__Stored data__
——

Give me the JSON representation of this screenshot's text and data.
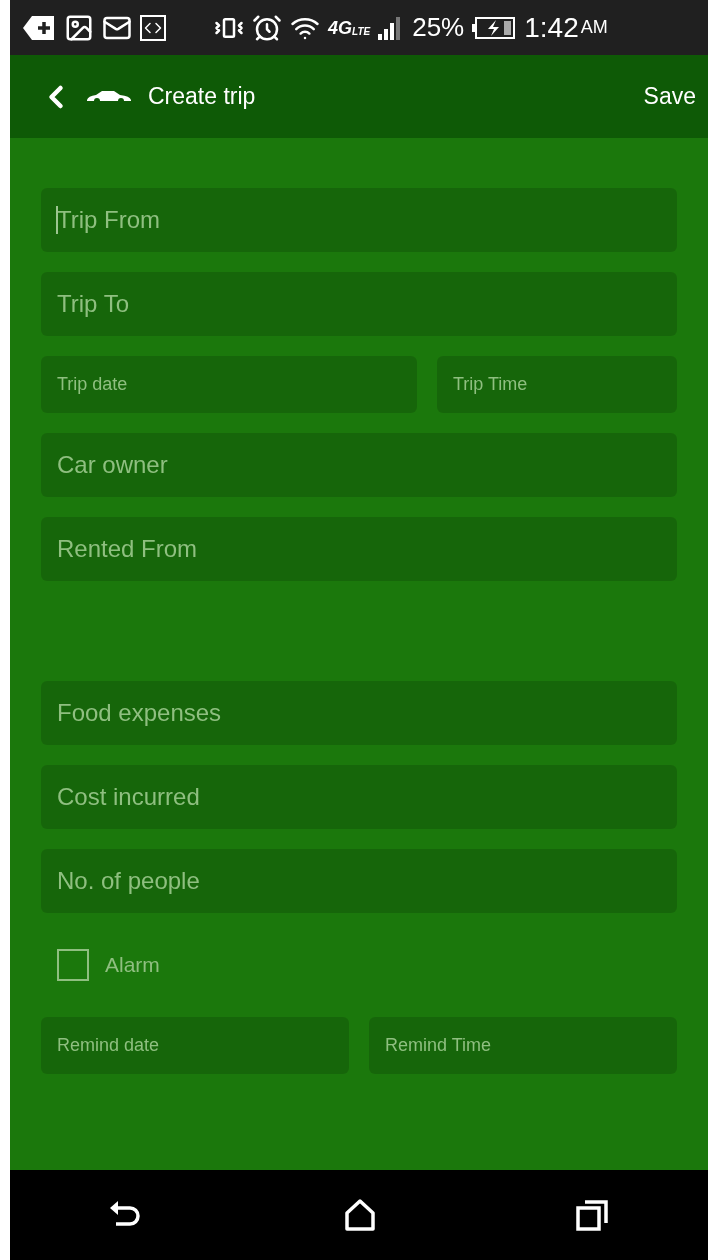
{
  "status_bar": {
    "battery": "25%",
    "time": "1:42",
    "am_pm": "AM",
    "network": "4G",
    "network_sub": "LTE"
  },
  "header": {
    "title": "Create trip",
    "action": "Save"
  },
  "form_top": [
    {
      "kind": "full",
      "fields": [
        {
          "placeholder": "Trip From",
          "focused": true
        }
      ]
    },
    {
      "kind": "full",
      "fields": [
        {
          "placeholder": "Trip To",
          "focused": false
        }
      ]
    },
    {
      "kind": "date-time",
      "fields": [
        {
          "placeholder": "Trip date",
          "focused": false
        },
        {
          "placeholder": "Trip Time",
          "focused": false
        }
      ]
    },
    {
      "kind": "full",
      "fields": [
        {
          "placeholder": "Car owner",
          "focused": false
        }
      ]
    },
    {
      "kind": "full",
      "fields": [
        {
          "placeholder": "Rented From",
          "focused": false
        }
      ]
    }
  ],
  "form_bottom": [
    {
      "kind": "full",
      "fields": [
        {
          "placeholder": "Food expenses",
          "focused": false
        }
      ]
    },
    {
      "kind": "full",
      "fields": [
        {
          "placeholder": "Cost incurred",
          "focused": false
        }
      ]
    },
    {
      "kind": "full",
      "fields": [
        {
          "placeholder": "No. of people",
          "focused": false
        }
      ]
    }
  ],
  "alarm": {
    "label": "Alarm",
    "checked": false
  },
  "reminder": {
    "kind": "reminder",
    "fields": [
      {
        "placeholder": "Remind date",
        "focused": false
      },
      {
        "placeholder": "Remind Time",
        "focused": false
      }
    ]
  }
}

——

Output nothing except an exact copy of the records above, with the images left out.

__SOLUTION TO THE PROBLEM__
Give me the JSON representation of this screenshot's text and data.
{
  "status_bar": {
    "battery": "25%",
    "time": "1:42",
    "am_pm": "AM",
    "network": "4G",
    "network_sub": "LTE"
  },
  "header": {
    "title": "Create trip",
    "action": "Save"
  },
  "form_top": [
    {
      "kind": "full",
      "fields": [
        {
          "placeholder": "Trip From",
          "focused": true
        }
      ]
    },
    {
      "kind": "full",
      "fields": [
        {
          "placeholder": "Trip To",
          "focused": false
        }
      ]
    },
    {
      "kind": "date-time",
      "fields": [
        {
          "placeholder": "Trip date",
          "focused": false
        },
        {
          "placeholder": "Trip Time",
          "focused": false
        }
      ]
    },
    {
      "kind": "full",
      "fields": [
        {
          "placeholder": "Car owner",
          "focused": false
        }
      ]
    },
    {
      "kind": "full",
      "fields": [
        {
          "placeholder": "Rented From",
          "focused": false
        }
      ]
    }
  ],
  "form_bottom": [
    {
      "kind": "full",
      "fields": [
        {
          "placeholder": "Food expenses",
          "focused": false
        }
      ]
    },
    {
      "kind": "full",
      "fields": [
        {
          "placeholder": "Cost incurred",
          "focused": false
        }
      ]
    },
    {
      "kind": "full",
      "fields": [
        {
          "placeholder": "No. of people",
          "focused": false
        }
      ]
    }
  ],
  "alarm": {
    "label": "Alarm",
    "checked": false
  },
  "reminder": {
    "kind": "reminder",
    "fields": [
      {
        "placeholder": "Remind date",
        "focused": false
      },
      {
        "placeholder": "Remind Time",
        "focused": false
      }
    ]
  }
}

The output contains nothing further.